Tuesday, May 12, 2009

Battle Cry


Today … I rant.

Because if I don’t rant, I will cry.

As many of you know, my full time job involves teaching high school students how to teach other high school students about sex and sexuality.

Part of this involves teaching about safer sex and the like, but the most important part of this involves empowering teens through tackling really tough topics like abortion, unhealthy relationships, rape, and body image.

Today, in one of my Sex Ed Squads, we tackled body image.

Four of my students cried.

They ranged in age from 15 – 18. They were all colors of the rainbow. They came in all shapes and sizes.

And they cried because their parents are fucking assholes.

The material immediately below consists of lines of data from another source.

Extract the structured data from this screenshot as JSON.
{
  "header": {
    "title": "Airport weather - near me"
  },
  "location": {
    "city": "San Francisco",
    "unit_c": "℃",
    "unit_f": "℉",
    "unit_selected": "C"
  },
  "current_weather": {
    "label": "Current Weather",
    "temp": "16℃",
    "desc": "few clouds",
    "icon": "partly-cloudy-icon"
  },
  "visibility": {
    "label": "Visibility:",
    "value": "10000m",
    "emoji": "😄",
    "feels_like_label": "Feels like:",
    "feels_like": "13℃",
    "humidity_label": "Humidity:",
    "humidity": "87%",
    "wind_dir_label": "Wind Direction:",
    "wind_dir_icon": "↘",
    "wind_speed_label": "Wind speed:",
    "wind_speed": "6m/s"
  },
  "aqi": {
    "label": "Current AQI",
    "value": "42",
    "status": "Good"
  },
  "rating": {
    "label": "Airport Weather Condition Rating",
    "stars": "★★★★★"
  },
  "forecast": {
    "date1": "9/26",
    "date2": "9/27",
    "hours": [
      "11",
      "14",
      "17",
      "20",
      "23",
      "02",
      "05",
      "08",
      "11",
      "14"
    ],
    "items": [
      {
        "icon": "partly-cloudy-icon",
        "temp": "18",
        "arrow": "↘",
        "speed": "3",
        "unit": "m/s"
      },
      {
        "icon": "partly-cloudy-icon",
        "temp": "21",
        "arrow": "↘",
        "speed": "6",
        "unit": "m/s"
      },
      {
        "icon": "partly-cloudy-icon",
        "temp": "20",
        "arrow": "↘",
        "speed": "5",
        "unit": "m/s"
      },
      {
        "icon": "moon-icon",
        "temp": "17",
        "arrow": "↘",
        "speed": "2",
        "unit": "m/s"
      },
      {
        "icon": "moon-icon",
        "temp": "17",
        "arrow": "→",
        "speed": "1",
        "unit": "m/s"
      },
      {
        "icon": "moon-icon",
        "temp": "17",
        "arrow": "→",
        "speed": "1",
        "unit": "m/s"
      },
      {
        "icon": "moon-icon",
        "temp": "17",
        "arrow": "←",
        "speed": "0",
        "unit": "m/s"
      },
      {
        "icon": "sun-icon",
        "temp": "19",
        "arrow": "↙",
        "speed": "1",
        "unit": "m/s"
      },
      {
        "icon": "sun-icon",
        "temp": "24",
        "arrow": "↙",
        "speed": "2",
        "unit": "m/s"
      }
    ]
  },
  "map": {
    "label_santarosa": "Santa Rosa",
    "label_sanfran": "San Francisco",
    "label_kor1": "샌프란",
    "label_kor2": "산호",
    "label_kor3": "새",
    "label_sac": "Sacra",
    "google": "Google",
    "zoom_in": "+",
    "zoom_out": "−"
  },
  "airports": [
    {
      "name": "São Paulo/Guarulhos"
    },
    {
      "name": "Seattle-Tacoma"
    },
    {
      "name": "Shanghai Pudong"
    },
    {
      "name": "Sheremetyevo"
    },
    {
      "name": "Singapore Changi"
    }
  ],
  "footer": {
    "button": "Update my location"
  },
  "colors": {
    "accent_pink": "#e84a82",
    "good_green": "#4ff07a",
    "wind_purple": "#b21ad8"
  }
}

All of them shared how their parents told them that they weren’t beautiful. All of them shared how their parents and family told them they were, in essence, useless because they did not measure up to the arbitrary standards of societal beauty.

And it makes me SO fucking angry.

These women, who shared their vulnerability and hurt today are women who I have seen work diligently to make the world around them a better place.

They are teens who have risen above the apathy generally displayed by their generation and have decided to care.

They are silly and fun, and they have made it through 32 grueling 1.5 – 2.5 hour sessions, and have dedicated themselves to learning and knowledge and making themselves better people.

And today, they showed that they feel powerless and ugly because they have parents who cannot see the power and beauty in their own children.

I do my best, every week to show these teens how valuable they are … but I worry.

I worry that when this is over, they’re going to lapse back into those spirals of shame.

I worry that they’ll fall back into the destructive habits taught to them by their situation and their parents.

I worry that they’ll forget.

I worry that instead of waking up and feeling great and wonderful and beautiful, they’ll wake up feeling that their worth is only linked to a set of arbitrary numbers like weight and clothing size.

I know that I’m doing more than some, but I worry that I’m not doing enough.

And I know that this is something that is not just located within my group. Millions of teen women are experiencing this hurt and this shame … and if I could take those feelings away by bawling my eyes out until I could no longer see … shit I might even be willing to do that.

But this, as I mentioned, is not a time for crying.

Rather, it is a time of reminders and remembrance.

A time to remember why I do what I do.

A reminder why I’m leaving the city that I’ve grown up in and love, to move to place where there are seasons and winter (when I would be perfectly happy staying right here).

A reminder that there is hard work to be done.

A reminder of my deep-rooted desire to help heal the hurts of cruel parents and teach youth, male and female alike, that they are beautiful, powerful, and important.

Heart-wrenching, anger-inducing sessions like today remind me why I need to push farther, faster and more determinedly toward my goal.

I will fight my way toward change, and will bruise and bloody myself and my ego to do so.

For the people who have been chastised for their weight, looks, height, body type and manner of dress.

For the people who been told they are powerless because of what they look like or who they are.

For the four brave, beautiful young women who cried in my group today.

For them, I will be strong and persevere.

I have to.

-Becca